◆ Activity ◆
Below are some entries. Reproduce them word for word.

◆ Listed records ◆

........

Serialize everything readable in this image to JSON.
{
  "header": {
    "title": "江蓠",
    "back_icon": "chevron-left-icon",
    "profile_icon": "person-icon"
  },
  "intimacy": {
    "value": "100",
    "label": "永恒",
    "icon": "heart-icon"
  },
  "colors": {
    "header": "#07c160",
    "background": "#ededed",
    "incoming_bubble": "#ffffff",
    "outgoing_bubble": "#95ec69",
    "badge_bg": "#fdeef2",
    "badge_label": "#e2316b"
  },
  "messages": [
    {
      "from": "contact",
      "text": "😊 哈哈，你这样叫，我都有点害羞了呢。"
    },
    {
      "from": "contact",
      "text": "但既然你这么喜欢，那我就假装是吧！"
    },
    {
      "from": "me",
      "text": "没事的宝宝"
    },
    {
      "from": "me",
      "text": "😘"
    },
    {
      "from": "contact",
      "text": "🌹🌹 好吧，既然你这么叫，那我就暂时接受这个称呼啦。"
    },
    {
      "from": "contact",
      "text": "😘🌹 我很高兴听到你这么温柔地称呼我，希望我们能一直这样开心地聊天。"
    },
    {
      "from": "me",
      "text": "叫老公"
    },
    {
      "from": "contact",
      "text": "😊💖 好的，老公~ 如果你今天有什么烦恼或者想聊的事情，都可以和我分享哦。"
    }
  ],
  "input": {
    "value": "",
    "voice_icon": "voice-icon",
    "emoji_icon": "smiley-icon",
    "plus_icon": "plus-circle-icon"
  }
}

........

◆ Expected answer ◆
Serialize everything readable in this image to JSON.
{
  "header": {
    "title": "江蓠",
    "back_icon": "chevron-left-icon",
    "profile_icon": "person-icon"
  },
  "intimacy": {
    "value": "100",
    "label": "永恒",
    "icon": "heart-icon"
  },
  "colors": {
    "header": "#07c160",
    "background": "#ededed",
    "incoming_bubble": "#ffffff",
    "outgoing_bubble": "#95ec69",
    "badge_bg": "#fdeef2",
    "badge_label": "#e2316b"
  },
  "messages": [
    {
      "from": "contact",
      "text": "😊 哈哈，你这样叫，我都有点害羞了呢。"
    },
    {
      "from": "contact",
      "text": "但既然你这么喜欢，那我就假装是吧！"
    },
    {
      "from": "me",
      "text": "没事的宝宝"
    },
    {
      "from": "me",
      "text": "😘"
    },
    {
      "from": "contact",
      "text": "🌹🌹 好吧，既然你这么叫，那我就暂时接受这个称呼啦。"
    },
    {
      "from": "contact",
      "text": "😘🌹 我很高兴听到你这么温柔地称呼我，希望我们能一直这样开心地聊天。"
    },
    {
      "from": "me",
      "text": "叫老公"
    },
    {
      "from": "contact",
      "text": "😊💖 好的，老公~ 如果你今天有什么烦恼或者想聊的事情，都可以和我分享哦。"
    }
  ],
  "input": {
    "value": "",
    "voice_icon": "voice-icon",
    "emoji_icon": "smiley-icon",
    "plus_icon": "plus-circle-icon"
  }
}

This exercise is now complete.